[Start of Attachment]

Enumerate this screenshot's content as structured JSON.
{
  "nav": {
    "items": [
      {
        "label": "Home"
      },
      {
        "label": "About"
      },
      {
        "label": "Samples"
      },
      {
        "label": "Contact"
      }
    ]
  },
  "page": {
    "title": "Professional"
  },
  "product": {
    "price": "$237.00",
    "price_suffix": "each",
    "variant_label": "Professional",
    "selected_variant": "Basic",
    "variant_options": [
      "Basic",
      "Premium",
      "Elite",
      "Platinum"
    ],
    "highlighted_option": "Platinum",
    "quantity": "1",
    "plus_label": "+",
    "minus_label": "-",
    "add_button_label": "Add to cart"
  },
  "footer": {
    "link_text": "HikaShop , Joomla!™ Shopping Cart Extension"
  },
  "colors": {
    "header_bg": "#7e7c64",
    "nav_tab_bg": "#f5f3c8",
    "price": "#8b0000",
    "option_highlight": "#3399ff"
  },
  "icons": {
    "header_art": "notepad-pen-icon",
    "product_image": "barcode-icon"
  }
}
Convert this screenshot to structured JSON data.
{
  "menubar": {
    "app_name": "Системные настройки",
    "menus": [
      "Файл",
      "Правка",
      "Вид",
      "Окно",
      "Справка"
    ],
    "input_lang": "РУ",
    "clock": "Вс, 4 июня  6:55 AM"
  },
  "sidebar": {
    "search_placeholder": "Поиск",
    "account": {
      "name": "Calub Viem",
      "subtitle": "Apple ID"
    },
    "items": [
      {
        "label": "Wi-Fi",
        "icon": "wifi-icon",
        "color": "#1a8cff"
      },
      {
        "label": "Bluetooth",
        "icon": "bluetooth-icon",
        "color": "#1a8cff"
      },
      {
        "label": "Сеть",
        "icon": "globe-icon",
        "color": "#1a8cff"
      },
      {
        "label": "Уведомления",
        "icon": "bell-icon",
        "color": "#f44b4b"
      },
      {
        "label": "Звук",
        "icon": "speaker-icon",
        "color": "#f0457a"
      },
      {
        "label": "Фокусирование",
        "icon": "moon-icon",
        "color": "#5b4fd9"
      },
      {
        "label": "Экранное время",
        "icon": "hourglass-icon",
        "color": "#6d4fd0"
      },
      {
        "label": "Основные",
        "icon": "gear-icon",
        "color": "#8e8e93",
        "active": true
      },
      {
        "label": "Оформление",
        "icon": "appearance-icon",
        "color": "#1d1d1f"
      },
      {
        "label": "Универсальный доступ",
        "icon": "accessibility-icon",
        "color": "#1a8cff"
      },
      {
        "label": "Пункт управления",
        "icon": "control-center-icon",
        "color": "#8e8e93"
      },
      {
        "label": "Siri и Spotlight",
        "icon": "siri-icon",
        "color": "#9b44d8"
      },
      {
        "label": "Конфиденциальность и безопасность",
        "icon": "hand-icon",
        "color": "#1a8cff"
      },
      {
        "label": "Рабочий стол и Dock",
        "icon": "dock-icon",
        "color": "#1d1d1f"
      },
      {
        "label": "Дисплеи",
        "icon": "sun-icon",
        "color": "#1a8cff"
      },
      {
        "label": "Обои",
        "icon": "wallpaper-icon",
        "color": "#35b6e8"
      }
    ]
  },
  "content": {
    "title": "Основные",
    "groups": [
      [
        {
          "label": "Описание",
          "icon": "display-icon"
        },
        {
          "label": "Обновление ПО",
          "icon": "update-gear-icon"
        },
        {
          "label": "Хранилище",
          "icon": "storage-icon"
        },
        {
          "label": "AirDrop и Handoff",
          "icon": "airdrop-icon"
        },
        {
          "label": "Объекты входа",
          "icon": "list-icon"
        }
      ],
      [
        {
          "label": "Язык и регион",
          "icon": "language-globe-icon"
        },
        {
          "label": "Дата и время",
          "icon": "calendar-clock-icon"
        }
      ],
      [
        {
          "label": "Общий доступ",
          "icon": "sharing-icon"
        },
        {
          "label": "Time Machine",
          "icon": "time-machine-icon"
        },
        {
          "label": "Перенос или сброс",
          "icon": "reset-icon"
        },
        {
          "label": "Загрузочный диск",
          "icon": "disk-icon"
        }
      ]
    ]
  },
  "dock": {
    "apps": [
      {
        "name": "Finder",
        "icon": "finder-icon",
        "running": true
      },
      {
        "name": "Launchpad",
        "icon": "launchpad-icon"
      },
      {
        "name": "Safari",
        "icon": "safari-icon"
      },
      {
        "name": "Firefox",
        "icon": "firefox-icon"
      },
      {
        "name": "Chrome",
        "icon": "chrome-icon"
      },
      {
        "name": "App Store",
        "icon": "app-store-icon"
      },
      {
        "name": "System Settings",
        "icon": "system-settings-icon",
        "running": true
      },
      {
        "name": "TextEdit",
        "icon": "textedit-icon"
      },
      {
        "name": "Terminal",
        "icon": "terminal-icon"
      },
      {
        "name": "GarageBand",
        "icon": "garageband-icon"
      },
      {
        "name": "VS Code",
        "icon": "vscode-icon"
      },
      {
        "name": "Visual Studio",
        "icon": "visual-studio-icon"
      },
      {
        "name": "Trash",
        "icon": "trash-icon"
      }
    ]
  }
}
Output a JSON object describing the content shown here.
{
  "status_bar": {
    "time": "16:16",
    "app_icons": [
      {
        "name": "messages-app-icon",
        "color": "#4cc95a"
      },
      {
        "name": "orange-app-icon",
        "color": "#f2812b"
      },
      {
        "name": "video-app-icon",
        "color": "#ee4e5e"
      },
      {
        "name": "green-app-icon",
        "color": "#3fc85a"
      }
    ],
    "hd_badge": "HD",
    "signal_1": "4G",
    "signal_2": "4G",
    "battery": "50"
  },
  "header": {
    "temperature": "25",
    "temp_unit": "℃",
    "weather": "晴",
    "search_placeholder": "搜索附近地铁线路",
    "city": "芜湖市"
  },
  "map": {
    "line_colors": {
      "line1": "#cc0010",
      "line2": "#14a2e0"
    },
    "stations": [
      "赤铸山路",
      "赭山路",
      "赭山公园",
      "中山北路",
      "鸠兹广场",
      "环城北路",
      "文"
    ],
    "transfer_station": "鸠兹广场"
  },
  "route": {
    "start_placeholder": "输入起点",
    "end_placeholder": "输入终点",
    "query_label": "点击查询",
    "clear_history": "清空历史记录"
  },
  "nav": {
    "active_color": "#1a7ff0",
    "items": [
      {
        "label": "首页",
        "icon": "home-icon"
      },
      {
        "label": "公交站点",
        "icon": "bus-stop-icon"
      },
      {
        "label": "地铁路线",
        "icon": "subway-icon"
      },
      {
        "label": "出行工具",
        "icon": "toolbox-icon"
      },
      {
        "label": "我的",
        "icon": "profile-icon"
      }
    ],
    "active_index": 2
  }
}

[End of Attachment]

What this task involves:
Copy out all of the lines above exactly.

Response area:
Enumerate this screenshot's content as structured JSON.
{
  "nav": {
    "items": [
      {
        "label": "Home"
      },
      {
        "label": "About"
      },
      {
        "label": "Samples"
      },
      {
        "label": "Contact"
      }
    ]
  },
  "page": {
    "title": "Professional"
  },
  "product": {
    "price": "$237.00",
    "price_suffix": "each",
    "variant_label": "Professional",
    "selected_variant": "Basic",
    "variant_options": [
      "Basic",
      "Premium",
      "Elite",
      "Platinum"
    ],
    "highlighted_option": "Platinum",
    "quantity": "1",
    "plus_label": "+",
    "minus_label": "-",
    "add_button_label": "Add to cart"
  },
  "footer": {
    "link_text": "HikaShop , Joomla!™ Shopping Cart Extension"
  },
  "colors": {
    "header_bg": "#7e7c64",
    "nav_tab_bg": "#f5f3c8",
    "price": "#8b0000",
    "option_highlight": "#3399ff"
  },
  "icons": {
    "header_art": "notepad-pen-icon",
    "product_image": "barcode-icon"
  }
}
Convert this screenshot to structured JSON data.
{
  "menubar": {
    "app_name": "Системные настройки",
    "menus": [
      "Файл",
      "Правка",
      "Вид",
      "Окно",
      "Справка"
    ],
    "input_lang": "РУ",
    "clock": "Вс, 4 июня  6:55 AM"
  },
  "sidebar": {
    "search_placeholder": "Поиск",
    "account": {
      "name": "Calub Viem",
      "subtitle": "Apple ID"
    },
    "items": [
      {
        "label": "Wi-Fi",
        "icon": "wifi-icon",
        "color": "#1a8cff"
      },
      {
        "label": "Bluetooth",
        "icon": "bluetooth-icon",
        "color": "#1a8cff"
      },
      {
        "label": "Сеть",
        "icon": "globe-icon",
        "color": "#1a8cff"
      },
      {
        "label": "Уведомления",
        "icon": "bell-icon",
        "color": "#f44b4b"
      },
      {
        "label": "Звук",
        "icon": "speaker-icon",
        "color": "#f0457a"
      },
      {
        "label": "Фокусирование",
        "icon": "moon-icon",
        "color": "#5b4fd9"
      },
      {
        "label": "Экранное время",
        "icon": "hourglass-icon",
        "color": "#6d4fd0"
      },
      {
        "label": "Основные",
        "icon": "gear-icon",
        "color": "#8e8e93",
        "active": true
      },
      {
        "label": "Оформление",
        "icon": "appearance-icon",
        "color": "#1d1d1f"
      },
      {
        "label": "Универсальный доступ",
        "icon": "accessibility-icon",
        "color": "#1a8cff"
      },
      {
        "label": "Пункт управления",
        "icon": "control-center-icon",
        "color": "#8e8e93"
      },
      {
        "label": "Siri и Spotlight",
        "icon": "siri-icon",
        "color": "#9b44d8"
      },
      {
        "label": "Конфиденциальность и безопасность",
        "icon": "hand-icon",
        "color": "#1a8cff"
      },
      {
        "label": "Рабочий стол и Dock",
        "icon": "dock-icon",
        "color": "#1d1d1f"
      },
      {
        "label": "Дисплеи",
        "icon": "sun-icon",
        "color": "#1a8cff"
      },
      {
        "label": "Обои",
        "icon": "wallpaper-icon",
        "color": "#35b6e8"
      }
    ]
  },
  "content": {
    "title": "Основные",
    "groups": [
      [
        {
          "label": "Описание",
          "icon": "display-icon"
        },
        {
          "label": "Обновление ПО",
          "icon": "update-gear-icon"
        },
        {
          "label": "Хранилище",
          "icon": "storage-icon"
        },
        {
          "label": "AirDrop и Handoff",
          "icon": "airdrop-icon"
        },
        {
          "label": "Объекты входа",
          "icon": "list-icon"
        }
      ],
      [
        {
          "label": "Язык и регион",
          "icon": "language-globe-icon"
        },
        {
          "label": "Дата и время",
          "icon": "calendar-clock-icon"
        }
      ],
      [
        {
          "label": "Общий доступ",
          "icon": "sharing-icon"
        },
        {
          "label": "Time Machine",
          "icon": "time-machine-icon"
        },
        {
          "label": "Перенос или сброс",
          "icon": "reset-icon"
        },
        {
          "label": "Загрузочный диск",
          "icon": "disk-icon"
        }
      ]
    ]
  },
  "dock": {
    "apps": [
      {
        "name": "Finder",
        "icon": "finder-icon",
        "running": true
      },
      {
        "name": "Launchpad",
        "icon": "launchpad-icon"
      },
      {
        "name": "Safari",
        "icon": "safari-icon"
      },
      {
        "name": "Firefox",
        "icon": "firefox-icon"
      },
      {
        "name": "Chrome",
        "icon": "chrome-icon"
      },
      {
        "name": "App Store",
        "icon": "app-store-icon"
      },
      {
        "name": "System Settings",
        "icon": "system-settings-icon",
        "running": true
      },
      {
        "name": "TextEdit",
        "icon": "textedit-icon"
      },
      {
        "name": "Terminal",
        "icon": "terminal-icon"
      },
      {
        "name": "GarageBand",
        "icon": "garageband-icon"
      },
      {
        "name": "VS Code",
        "icon": "vscode-icon"
      },
      {
        "name": "Visual Studio",
        "icon": "visual-studio-icon"
      },
      {
        "name": "Trash",
        "icon": "trash-icon"
      }
    ]
  }
}
Output a JSON object describing the content shown here.
{
  "status_bar": {
    "time": "16:16",
    "app_icons": [
      {
        "name": "messages-app-icon",
        "color": "#4cc95a"
      },
      {
        "name": "orange-app-icon",
        "color": "#f2812b"
      },
      {
        "name": "video-app-icon",
        "color": "#ee4e5e"
      },
      {
        "name": "green-app-icon",
        "color": "#3fc85a"
      }
    ],
    "hd_badge": "HD",
    "signal_1": "4G",
    "signal_2": "4G",
    "battery": "50"
  },
  "header": {
    "temperature": "25",
    "temp_unit": "℃",
    "weather": "晴",
    "search_placeholder": "搜索附近地铁线路",
    "city": "芜湖市"
  },
  "map": {
    "line_colors": {
      "line1": "#cc0010",
      "line2": "#14a2e0"
    },
    "stations": [
      "赤铸山路",
      "赭山路",
      "赭山公园",
      "中山北路",
      "鸠兹广场",
      "环城北路",
      "文"
    ],
    "transfer_station": "鸠兹广场"
  },
  "route": {
    "start_placeholder": "输入起点",
    "end_placeholder": "输入终点",
    "query_label": "点击查询",
    "clear_history": "清空历史记录"
  },
  "nav": {
    "active_color": "#1a7ff0",
    "items": [
      {
        "label": "首页",
        "icon": "home-icon"
      },
      {
        "label": "公交站点",
        "icon": "bus-stop-icon"
      },
      {
        "label": "地铁路线",
        "icon": "subway-icon"
      },
      {
        "label": "出行工具",
        "icon": "toolbox-icon"
      },
      {
        "label": "我的",
        "icon": "profile-icon"
      }
    ],
    "active_index": 2
  }
}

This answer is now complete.